Reported by Ian Kullgren and Diego Areas Munhoz for Bloomberg Law.
President Joe Biden’s eleventh-hour push to head off a rail strike with a Congressional intervention may have cleared the House Wednesday, but the long-term consequences for Democrats’ relationship with unions—not to mention the bill’s future in the Senate—are anyone’s guess.
The race to pre-empt a nationwide rail shutdown just before Christmas is fraying Democrats’ relationships with one another and unions themselves, with left-leaning members smarting over what they see as a betrayal of their union base. Biden finds himself in the exact jam he sought to avoid in September, when he dispatched Labor Secretary Marty Walsh to broker a deal between unions and rail executives.
Congress is poised to avert a rail strike by passing legislation imposing the terms of a tentative agreement between unions and railroads, but experts and labor advocates said resentment from the action could linger.
The House voted Wednesday to pass a bill adopting the terms of a tentative agreement unions and railroads negotiated earlier this year as well as a separate measure to provide workers seven days of paid sick leave. Four of the 12 unions that represent railroad workers voted to reject the tentative agreement in recent weeks, setting up the prospects of a large-scale strike starting Dec. 9 if the sides could not reach an agreement members would ratify.
Reported by Isabella Murray, Trish Turner, and Allison Pecorin for ABC News.
The Senate on Thursday voted to avert a looming strike of the nation’s railway workers by forcing a labor agreement.
A bipartisan majority of senators approved a House bill that will codify a tentative agreement between the rail companies and rail unions, which was brokered in September and subsequently rejected by some of the workers.
WASHINGTON – Greg Regan and Shari Semelsberger, president and secretary-treasurer of the Transportation Trades Department (TTD) of the AFL-CIO, today issued this statement regarding a potential extension of the cooling off period for rail negotiations: “As the nation’s largest transportation labor federation, we proudly represent the dozen rail unions involved in the ongoing national contract […]

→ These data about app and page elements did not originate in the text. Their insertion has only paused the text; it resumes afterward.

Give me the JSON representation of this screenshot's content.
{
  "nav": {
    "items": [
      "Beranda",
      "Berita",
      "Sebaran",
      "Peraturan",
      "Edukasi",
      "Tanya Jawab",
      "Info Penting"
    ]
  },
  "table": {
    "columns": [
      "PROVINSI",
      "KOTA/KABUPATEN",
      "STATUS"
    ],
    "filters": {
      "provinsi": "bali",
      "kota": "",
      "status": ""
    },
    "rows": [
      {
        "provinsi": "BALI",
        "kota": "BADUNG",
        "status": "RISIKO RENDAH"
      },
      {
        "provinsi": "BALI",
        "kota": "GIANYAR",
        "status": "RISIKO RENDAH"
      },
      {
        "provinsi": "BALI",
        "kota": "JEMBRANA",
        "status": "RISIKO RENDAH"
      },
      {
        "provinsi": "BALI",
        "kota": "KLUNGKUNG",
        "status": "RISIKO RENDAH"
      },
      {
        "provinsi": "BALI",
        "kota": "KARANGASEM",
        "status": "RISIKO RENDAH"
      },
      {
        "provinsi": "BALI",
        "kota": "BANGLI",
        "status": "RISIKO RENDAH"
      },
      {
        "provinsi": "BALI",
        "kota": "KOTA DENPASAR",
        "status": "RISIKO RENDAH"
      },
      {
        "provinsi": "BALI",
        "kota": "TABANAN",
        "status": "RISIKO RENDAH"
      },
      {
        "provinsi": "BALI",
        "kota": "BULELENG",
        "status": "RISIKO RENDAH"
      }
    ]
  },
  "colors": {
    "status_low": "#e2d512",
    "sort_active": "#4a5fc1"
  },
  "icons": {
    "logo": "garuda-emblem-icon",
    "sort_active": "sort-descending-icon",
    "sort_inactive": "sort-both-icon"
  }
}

The House passed legislation aimed at averting a crippling nationwide US freight rail strike, sending it to the Senate, which could take action as soon as this week.
The bill, passed Wednesday on a 290-137 bipartisan vote, would impose a labor agreement hammered out by rail companies, labor leaders and the Biden administration months ago but rejected by workers in four of 12 unions.
The House separately voted 221-207 to pass a related bill that would revise the original deal to add seven days of paid sick leave to the contract, one of the chief sticking points between unions and companies. Only three Republicans voted for the sick leave measure, which doesn’t bode well for it getting enough GOP support in the Senate to pass. The Senate could choose to go along with the change or ignore it without affecting the original legislation.
WASHINGTON – Greg Regan and Shari Semelsberger, president and secretary-treasurer of the Transportation Trades Department (TTD) of the AFL-CIO, today issued this statement regarding scheduled congressional votes to resolve the national rail labor contract: “For more than three years, America’s rail unions bargained in good faith with freight railroads to improve hellish working conditions that […]
Reported by Michael D. Shear and Emily Cochrane for The New York Times. Democratic and Republican leaders in Congress vowed on Tuesday to pass legislation averting a nationwide rail strike, saying they agreed with President Biden that a work stoppage during the holidays next month would disrupt shipping and deal a devastating blow to the […]
Reported by James Politi and Taylor Nicole Rogers for the Financial Times.
Joe Biden has often portrayed himself as the most pro-union president in American history, with his sympathy for blue-collar workers dating back to his childhood in the Pennsylvania rustbelt.
But faced with a potential strike of railroad unions that could have a crippling effect on US supply chains and the economy heading into the holiday season, Biden is now pleading for Congress to step in and force thousands of workers to stay on the job, risking a rift with some of his closest political allies.